- "Rusnaci u svece". tripod.lycos.com. Retrieved 7 March 2017.
- "Хыжа | lem.fm - Радийо Руской Бурсы". lem.fm - Радийо Руской Бурсы. Retrieved 3 June 2018.
- Zatkovich, Gregory. The Rusin Question in a Nutshell. OCLC 22065508.
- A new Slavic language is born. The Rusyn literary language in Slovakia. Ed. Paul Robert Magocsi. New York 1996.
- Magocsi, Paul Robert. Let's speak Rusyn. Бісідуйме по-руськы. Englewood 1976.
- Aleksandr Dmitrievich Dulichenko. Jugoslavo-Ruthenica. Роботи з рускей филолоґиї. Нови Сад 1995.
- Taras Kuzio, "The Rusyn question in Ukraine: sorting out fact from fiction", Canadian Review of Studies in Nationalism, XXXII (2005)
- Elaine Rusinko, "Rusinski/Ruski pisni" selected by Nataliya Dudash; "Muza spid Karpat (Zbornik poezii Rusiniv na Sloven'sku)" assembled by Anna Plishkova. Books review. "The Slavic and East European Journal, Vol. 42, No. 2. (Summer, 1998), pp. 348-350. JSTOR archive
- Плішкова, Анна [Anna Plishkova] (ed.): Муза спід Карпат (Зборник поезії Русинів на Словеньску). [Muza spid Karpat (Zbornik poezii Rusiniv na Sloven'sku)] Пряшів: Русиньска оброда, 1996. on-line[permanent dead link]
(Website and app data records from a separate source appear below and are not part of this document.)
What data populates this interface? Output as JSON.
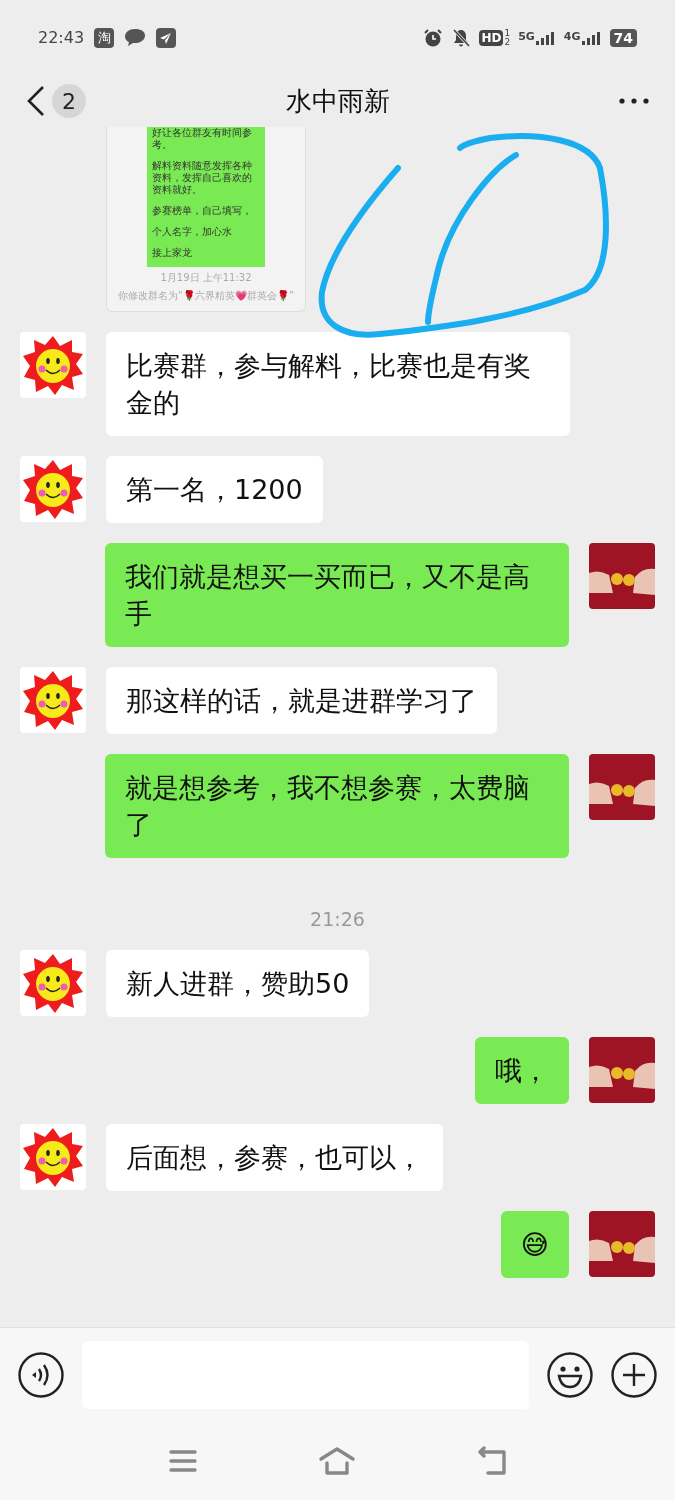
{
  "status_bar": {
    "time": "22:43",
    "app_badge": "淘",
    "hd_label": "HD",
    "hd_index": "1",
    "hd_sub": "2",
    "networks": [
      "5G",
      "4G"
    ],
    "battery": "74"
  },
  "header": {
    "unread_count": "2",
    "title": "水中雨新"
  },
  "messages": [
    {
      "kind": "image",
      "lines": [
        "好让各位群友有时间参考。",
        "解料资料随意发挥各种资料，发挥自己喜欢的资料就好。",
        "参赛榜单，自己填写，",
        "个人名字，加心水",
        "接上家龙"
      ],
      "image_time": "1月19日 上午11:32",
      "image_notice": "你修改群名为“🌹六界精英💗群英会🌹”"
    },
    {
      "kind": "incoming",
      "text": "比赛群，参与解料，比赛也是有奖金的"
    },
    {
      "kind": "incoming",
      "text": "第一名，1200"
    },
    {
      "kind": "outgoing",
      "text": "我们就是想买一买而已，又不是高手"
    },
    {
      "kind": "incoming",
      "text": "那这样的话，就是进群学习了"
    },
    {
      "kind": "outgoing",
      "text": "就是想参考，我不想参赛，太费脑了"
    },
    {
      "kind": "time",
      "text": "21:26"
    },
    {
      "kind": "incoming",
      "text": "新人进群，赞助50"
    },
    {
      "kind": "outgoing",
      "text": "哦，"
    },
    {
      "kind": "incoming",
      "text": "后面想，参赛，也可以，"
    },
    {
      "kind": "outgoing",
      "text": "😅"
    }
  ]
}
- Геровский Г.Ю. Язык Подкарпатской Руси – Москва, 1995
- Marta Harasowska. "Morphophonemic Variability, Productivity, and Change: The Case of Rusyn", Berlin ; New York : Mouton de Gruyter, 1999, ISBN 3-11-015761-6.
- Book review by Edward J. Vajda, Language, Vol. 76, No. 3. (Sep., 2000), pp. 728–729
- I. I. Pop, Paul Robert Magocsi, Encyclopedia of Rusyn History and Culture, University of Toronto Press, 2002, ISBN 0-8020-3566-3
- Plišková, Anna: Rusínsky jazyk na Slovensku: náčrt vývoja a súčasné problémy. Prešov : Metodicko-pedagogické centrum, 2007, 116 s. Slovak Rusyn
|Rusyn edition of Wikipedia, the free encyclopedia|
|Rusyn test of Wiktionary at Wikimedia Incubator|
|Wikimedia Commons has media related to Rusyn language.|
- Rusyn language at the World Academy of Rusyn Culture
- Rusyn Greco Catholic Church in Novi Sad (Vojvodina-Serbia)
- Rusyn-Ukrainian On-Line Dictionary